Data about app and page elements
--

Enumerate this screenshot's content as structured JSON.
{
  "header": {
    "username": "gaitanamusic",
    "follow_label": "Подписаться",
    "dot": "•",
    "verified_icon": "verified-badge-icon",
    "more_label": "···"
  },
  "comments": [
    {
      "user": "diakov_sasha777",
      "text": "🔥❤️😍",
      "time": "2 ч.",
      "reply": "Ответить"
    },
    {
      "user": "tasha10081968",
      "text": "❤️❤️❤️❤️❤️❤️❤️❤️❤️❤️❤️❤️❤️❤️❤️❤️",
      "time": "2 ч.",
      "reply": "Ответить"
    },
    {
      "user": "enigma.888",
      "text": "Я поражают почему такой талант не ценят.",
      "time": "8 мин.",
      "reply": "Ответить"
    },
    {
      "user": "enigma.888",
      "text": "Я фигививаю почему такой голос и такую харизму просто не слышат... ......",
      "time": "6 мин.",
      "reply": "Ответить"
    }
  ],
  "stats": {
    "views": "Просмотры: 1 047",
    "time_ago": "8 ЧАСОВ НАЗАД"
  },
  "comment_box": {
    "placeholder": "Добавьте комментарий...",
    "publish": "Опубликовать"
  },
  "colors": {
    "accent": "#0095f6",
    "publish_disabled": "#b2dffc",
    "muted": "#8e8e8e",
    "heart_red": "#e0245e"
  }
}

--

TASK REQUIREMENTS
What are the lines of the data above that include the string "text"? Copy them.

EXERCISE OUTPUT
      "text": "🔥❤️😍",
      "text": "❤️❤️❤️❤️❤️❤️❤️❤️❤️❤️❤️❤️❤️❤️❤️❤️",
      "text": "Я поражают почему такой талант не ценят.",
      "text": "Я фигививаю почему такой голос и такую харизму просто не слышат... ......",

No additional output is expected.